Copy every line from the data below in which the string "this" can be found.

* **INFORMATION GIVEN**:
________

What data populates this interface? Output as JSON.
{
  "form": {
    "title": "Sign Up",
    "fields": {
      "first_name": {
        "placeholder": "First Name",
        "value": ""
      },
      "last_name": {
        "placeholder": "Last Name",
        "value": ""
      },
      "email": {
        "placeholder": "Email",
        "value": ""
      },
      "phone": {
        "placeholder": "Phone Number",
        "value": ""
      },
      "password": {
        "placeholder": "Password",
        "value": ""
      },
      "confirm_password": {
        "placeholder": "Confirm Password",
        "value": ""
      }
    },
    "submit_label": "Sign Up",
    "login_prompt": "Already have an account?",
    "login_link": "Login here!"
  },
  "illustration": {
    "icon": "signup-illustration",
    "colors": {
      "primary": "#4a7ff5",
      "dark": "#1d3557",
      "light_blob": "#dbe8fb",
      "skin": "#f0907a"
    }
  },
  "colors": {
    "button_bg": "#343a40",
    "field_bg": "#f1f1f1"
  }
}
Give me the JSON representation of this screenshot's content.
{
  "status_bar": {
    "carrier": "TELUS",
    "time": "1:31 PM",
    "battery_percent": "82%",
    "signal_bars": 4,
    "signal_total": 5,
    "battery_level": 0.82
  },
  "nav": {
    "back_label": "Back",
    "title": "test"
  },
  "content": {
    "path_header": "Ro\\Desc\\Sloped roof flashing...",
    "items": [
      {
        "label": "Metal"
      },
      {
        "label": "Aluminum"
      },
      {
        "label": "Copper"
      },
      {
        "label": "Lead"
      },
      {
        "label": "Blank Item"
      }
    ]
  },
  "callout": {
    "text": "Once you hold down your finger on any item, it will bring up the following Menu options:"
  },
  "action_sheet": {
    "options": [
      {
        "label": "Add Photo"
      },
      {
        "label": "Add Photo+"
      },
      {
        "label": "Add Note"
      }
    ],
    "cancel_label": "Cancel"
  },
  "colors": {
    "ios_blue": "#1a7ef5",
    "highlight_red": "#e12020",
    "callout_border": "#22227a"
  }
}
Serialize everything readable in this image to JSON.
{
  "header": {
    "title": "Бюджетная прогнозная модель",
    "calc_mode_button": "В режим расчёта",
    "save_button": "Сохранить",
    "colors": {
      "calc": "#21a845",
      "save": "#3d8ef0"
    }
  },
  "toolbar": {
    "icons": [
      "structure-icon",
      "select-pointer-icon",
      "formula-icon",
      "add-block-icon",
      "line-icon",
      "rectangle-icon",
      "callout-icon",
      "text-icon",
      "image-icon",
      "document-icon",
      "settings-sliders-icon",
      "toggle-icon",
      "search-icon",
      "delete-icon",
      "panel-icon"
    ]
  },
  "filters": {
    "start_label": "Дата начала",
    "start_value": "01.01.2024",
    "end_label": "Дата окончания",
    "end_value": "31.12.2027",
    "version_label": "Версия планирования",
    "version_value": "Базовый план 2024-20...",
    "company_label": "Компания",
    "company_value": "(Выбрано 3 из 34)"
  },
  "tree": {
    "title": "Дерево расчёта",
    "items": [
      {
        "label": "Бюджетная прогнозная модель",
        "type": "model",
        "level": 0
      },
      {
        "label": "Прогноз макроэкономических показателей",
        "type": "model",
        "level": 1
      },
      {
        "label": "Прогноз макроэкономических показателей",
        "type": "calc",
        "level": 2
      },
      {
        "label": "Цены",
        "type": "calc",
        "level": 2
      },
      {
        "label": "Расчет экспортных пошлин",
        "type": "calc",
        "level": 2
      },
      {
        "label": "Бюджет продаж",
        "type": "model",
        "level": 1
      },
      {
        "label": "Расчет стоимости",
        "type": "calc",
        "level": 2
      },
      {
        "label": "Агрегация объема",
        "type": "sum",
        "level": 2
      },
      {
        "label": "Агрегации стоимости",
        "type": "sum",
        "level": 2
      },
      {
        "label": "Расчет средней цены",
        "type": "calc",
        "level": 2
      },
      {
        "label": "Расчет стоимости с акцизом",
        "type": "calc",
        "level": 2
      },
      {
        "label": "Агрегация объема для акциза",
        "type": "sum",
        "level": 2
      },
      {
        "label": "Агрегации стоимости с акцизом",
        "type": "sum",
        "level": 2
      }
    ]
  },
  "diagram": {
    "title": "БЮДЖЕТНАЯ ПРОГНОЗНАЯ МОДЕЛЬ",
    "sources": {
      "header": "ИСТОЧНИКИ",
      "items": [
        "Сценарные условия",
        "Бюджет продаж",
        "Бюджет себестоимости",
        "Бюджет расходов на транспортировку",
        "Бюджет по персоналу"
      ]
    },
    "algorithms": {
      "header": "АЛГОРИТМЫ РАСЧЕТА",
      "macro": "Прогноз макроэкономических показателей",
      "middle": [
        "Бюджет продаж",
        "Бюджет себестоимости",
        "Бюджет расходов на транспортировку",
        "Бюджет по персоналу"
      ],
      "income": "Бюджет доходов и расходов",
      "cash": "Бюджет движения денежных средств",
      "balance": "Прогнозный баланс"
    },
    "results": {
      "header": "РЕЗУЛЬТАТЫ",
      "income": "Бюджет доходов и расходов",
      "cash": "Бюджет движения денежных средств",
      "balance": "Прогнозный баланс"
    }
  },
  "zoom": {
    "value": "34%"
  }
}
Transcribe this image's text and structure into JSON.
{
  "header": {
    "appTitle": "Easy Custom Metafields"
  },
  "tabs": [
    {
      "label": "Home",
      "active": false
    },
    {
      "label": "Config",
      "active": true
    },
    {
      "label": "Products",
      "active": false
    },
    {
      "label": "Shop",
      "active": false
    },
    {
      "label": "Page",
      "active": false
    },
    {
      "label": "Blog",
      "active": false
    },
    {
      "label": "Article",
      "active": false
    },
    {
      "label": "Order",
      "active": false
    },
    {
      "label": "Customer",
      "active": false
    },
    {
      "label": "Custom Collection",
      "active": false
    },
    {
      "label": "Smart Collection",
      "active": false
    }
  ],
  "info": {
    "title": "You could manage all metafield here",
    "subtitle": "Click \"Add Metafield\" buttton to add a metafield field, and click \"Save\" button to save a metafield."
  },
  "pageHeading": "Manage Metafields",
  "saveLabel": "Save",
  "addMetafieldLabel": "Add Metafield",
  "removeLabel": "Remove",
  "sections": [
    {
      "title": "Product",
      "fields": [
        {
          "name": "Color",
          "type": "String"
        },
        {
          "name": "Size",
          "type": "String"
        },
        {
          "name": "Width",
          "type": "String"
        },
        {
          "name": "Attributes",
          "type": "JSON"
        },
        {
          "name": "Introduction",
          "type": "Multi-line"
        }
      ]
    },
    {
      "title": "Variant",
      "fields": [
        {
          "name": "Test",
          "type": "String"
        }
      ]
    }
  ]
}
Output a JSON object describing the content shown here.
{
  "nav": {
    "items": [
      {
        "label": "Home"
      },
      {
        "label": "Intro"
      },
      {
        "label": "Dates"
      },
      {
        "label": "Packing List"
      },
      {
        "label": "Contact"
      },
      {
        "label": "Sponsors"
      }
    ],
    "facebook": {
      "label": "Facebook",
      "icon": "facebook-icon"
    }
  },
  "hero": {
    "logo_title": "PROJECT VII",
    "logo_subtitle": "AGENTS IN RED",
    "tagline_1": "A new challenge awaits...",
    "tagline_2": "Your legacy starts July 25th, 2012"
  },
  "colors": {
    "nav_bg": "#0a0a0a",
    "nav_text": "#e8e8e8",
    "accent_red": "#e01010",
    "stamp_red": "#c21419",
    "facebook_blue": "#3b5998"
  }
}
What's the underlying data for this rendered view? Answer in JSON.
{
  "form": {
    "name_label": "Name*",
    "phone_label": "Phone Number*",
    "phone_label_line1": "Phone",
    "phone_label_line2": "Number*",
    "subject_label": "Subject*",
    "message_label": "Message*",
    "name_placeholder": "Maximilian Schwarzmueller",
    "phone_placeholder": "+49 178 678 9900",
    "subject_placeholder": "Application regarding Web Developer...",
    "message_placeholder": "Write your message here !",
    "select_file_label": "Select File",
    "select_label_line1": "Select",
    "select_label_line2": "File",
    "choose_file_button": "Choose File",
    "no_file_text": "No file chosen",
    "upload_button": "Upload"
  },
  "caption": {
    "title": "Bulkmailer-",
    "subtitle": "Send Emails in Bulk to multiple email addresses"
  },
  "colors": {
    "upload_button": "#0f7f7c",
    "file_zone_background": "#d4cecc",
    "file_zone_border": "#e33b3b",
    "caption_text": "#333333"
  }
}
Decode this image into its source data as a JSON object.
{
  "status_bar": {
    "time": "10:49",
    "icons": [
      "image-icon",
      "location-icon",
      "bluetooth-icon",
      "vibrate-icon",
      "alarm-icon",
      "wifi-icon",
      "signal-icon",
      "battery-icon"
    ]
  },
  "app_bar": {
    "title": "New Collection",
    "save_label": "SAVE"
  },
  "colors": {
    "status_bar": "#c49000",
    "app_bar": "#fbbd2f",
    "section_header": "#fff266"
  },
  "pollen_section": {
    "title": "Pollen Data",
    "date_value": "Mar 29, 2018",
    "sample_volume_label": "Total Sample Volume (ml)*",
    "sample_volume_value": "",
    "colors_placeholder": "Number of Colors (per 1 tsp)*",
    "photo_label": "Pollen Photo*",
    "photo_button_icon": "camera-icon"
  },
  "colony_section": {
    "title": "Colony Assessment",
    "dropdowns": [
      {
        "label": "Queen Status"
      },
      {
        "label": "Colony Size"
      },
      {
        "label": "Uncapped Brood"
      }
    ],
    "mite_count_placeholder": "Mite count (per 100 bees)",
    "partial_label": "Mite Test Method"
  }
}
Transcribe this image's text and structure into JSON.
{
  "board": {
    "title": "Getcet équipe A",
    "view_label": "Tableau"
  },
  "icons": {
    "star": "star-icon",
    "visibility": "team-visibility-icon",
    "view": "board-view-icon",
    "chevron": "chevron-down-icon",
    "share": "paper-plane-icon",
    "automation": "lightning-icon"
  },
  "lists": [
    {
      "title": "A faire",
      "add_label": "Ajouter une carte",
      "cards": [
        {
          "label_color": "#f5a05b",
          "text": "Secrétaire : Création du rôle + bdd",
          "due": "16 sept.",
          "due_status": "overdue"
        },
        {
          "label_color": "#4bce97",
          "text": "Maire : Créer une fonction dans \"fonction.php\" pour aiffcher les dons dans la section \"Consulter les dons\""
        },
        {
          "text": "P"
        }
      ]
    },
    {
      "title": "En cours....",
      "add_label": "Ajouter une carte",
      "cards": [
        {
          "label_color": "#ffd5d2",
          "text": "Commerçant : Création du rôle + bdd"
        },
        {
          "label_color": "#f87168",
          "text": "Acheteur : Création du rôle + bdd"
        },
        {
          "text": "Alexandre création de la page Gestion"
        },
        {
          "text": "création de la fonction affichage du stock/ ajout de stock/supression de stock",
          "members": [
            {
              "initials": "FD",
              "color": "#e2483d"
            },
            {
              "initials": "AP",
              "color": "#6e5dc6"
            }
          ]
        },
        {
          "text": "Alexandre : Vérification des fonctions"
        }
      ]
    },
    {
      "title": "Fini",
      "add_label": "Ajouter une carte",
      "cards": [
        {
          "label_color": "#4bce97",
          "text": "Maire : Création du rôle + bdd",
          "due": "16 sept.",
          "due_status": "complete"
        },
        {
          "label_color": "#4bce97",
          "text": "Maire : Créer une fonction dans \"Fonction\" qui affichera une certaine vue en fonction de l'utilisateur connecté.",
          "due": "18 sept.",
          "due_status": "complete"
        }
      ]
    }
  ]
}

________

* **ANSWER SECTION**:
What data populates this interface? Output as JSON.
Give me the JSON representation of this screenshot's content.
Serialize everything readable in this image to JSON.
Transcribe this image's text and structure into JSON.
What's the underlying data for this rendered view? Answer in JSON.
Decode this image into its source data as a JSON object.
Transcribe this image's text and structure into JSON.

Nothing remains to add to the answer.